The Wolfhound Century
NYRB Classics 2012, Editions L’Age d’Homme, 1980, Collins Harville translation copyright, 1985
Reviewed by Seana Graham
The wolfhound century leaps at my shoulders,
But I am no wolf by blood.
Mandelstam, quoted in Life and Fate
In February of 1961, three KGB agents came to Vasily Grossman’s flat. With all that Grossman knew about the workings of the Stalinist state, he would certainly have feared imminent arrest. He would not have anticipated, though, that the arrest would be not of himself but of his novel, Life and Fate. The agents demanded the manuscript and everything related to it, right down to the typewriter ribbons. As Robert Chandler tells us in the introduction to his translation of the novel, the “arrest of a book” instead of its author only happened one other time under the Soviet regime. And apart from Solzhenitsyn’s The Gulag Archipelago, no other work was deemed so dangerous by it.

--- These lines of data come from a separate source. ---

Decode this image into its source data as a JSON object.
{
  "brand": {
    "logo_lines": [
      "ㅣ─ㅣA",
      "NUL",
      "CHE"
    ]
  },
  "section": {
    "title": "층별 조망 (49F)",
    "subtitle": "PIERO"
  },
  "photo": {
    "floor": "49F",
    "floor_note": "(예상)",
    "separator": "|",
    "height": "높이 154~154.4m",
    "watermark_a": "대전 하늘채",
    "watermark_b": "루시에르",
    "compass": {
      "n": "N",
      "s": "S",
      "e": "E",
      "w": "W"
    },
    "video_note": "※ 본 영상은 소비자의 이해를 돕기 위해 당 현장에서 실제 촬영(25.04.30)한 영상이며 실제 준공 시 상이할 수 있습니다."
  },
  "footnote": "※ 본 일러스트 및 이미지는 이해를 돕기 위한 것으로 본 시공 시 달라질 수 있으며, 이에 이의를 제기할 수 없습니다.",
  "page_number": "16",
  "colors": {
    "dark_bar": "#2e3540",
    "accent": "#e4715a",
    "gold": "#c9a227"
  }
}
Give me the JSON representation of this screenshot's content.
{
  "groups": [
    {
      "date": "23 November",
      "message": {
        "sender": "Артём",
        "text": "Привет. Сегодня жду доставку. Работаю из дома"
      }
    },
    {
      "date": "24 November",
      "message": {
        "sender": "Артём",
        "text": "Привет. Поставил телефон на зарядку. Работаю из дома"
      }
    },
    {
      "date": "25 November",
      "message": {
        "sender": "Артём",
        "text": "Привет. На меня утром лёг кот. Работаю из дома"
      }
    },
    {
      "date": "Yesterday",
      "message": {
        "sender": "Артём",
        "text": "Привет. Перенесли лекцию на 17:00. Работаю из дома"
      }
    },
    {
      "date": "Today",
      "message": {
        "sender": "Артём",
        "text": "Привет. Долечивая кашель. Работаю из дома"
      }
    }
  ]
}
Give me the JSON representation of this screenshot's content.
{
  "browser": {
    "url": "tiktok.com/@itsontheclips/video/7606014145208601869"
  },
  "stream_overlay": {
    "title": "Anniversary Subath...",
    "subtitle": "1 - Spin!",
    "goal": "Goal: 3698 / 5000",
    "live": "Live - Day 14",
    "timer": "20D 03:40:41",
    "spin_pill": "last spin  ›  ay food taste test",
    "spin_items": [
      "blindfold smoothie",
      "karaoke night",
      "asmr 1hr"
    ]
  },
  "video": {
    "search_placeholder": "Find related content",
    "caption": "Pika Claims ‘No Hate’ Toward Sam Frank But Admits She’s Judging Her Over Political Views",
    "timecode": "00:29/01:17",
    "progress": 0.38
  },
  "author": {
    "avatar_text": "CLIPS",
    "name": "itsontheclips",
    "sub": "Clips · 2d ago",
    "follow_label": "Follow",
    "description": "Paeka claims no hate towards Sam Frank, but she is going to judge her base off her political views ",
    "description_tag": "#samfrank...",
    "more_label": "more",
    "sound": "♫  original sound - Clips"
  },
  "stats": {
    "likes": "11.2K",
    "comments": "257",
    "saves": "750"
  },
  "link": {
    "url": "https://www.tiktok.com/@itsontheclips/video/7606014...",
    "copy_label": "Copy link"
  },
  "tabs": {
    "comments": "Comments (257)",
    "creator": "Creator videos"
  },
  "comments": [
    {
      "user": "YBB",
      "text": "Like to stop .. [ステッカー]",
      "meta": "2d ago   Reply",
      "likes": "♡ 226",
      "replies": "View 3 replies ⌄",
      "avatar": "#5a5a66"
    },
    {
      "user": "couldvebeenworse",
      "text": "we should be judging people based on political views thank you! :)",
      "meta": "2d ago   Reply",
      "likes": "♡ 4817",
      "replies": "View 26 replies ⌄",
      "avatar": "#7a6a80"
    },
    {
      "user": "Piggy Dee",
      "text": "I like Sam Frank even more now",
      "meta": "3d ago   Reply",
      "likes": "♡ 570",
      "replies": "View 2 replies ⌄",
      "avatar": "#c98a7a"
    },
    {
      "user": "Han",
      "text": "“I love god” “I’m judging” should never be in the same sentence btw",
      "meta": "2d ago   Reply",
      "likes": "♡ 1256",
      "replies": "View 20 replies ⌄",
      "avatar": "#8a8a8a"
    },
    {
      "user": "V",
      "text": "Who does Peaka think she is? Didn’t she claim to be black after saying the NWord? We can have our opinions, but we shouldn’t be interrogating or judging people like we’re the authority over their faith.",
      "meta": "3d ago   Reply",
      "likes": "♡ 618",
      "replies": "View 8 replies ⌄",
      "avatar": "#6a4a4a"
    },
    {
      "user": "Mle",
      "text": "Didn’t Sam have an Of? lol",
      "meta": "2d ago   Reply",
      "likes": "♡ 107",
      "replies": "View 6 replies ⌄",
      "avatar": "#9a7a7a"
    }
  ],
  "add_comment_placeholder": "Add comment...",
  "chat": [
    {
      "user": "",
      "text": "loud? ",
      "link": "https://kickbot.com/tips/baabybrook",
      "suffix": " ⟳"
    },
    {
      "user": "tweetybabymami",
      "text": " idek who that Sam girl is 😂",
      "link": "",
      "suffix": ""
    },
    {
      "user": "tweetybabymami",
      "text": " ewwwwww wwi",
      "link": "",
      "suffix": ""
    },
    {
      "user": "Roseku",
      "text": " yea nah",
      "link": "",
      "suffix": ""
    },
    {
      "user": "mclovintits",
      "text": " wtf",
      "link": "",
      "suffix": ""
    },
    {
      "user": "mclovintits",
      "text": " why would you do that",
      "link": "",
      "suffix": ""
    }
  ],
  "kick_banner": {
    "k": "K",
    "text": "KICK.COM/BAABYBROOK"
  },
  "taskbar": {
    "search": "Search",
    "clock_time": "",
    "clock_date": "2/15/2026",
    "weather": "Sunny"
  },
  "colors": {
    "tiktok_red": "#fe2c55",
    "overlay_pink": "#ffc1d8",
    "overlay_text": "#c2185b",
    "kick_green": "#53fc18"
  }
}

Luckily for the world the KGB was not entirely successful in its mission. Unbeknownst to its agents, there were two other copies of the manuscript in the care of friends and one of these was put on microfilm and smuggled out of the country in 1974. It was finally published in the U.S. in 1980, and in Russia in 1988 during the thaw that was Gorbachev’s Glasnost. Unfortunately, the novel’s own life and fate were different than Grossman’s, who had died in 1964 not knowing that the book would prevail over all its enemies.
Life and Fate, in Robert Chandler’s translation, is about 850 pages. It has somewhere around 150 characters, most of whom are Russian, and therefore often referred to by either a patronymic or an unfamiliar pet name—if you’ve read Dostoyevsky or Tolstoy, you’ll know what I’m talking about. The setting is equally vast—though taking place largely in the period of the Battle of Stalingrad, which lasted from August of 1942 until February of 1943, it travels to Russian work camps and German concentration camps, various Russian cities and even the Russian steppes. These obstacles may make it at first appear daunting. But there is a comprehensive character list, grouping people by setting, and once you know that, you will never be as lost as all that.
I say this all at the outset not to put you off but to fortify you for the journey, because Life and Fate is a great work and one that’s worth your time and effort despite its difficulties. Grossman was fated to be a person who was present at a historically decisive moment in history, not only as a war reporter who chronicled some of the biggest battles of World War II, but also as a Jew who witnessed the horror of anti-Semitism under two lethal regimes. According to Chandler, he was the first person to publish an account of a Nazi death camp in any language.
Moreover, Grossman knew what it was like to live under a totalitarian system and to move from initial loyalty to it to criticism of it. He chronicled the many ways people try to accommodate themselves to a fundamentally antihuman system. He has something to tell us about what our human life is about: what courage is, and cowardice, and how susceptible we all are to intimidation, flattery, jealousy, pettiness; how even small moments of weakness can lead to great ethical failures under a system designed to use people against each other. Grossman was courageous beyond ordinary courage and yet he too signed a letter he shouldn’t have, calling for harsh punishment for Jewish doctors under Stalinism. But one of the achievements of this book is to show how both bravery and weakness exist in all of us, and to teach us how to go on after our all too human lapses.
I would have found some maps of the Battle of Stalingrad helpful while reading this, so here’s a website that has some: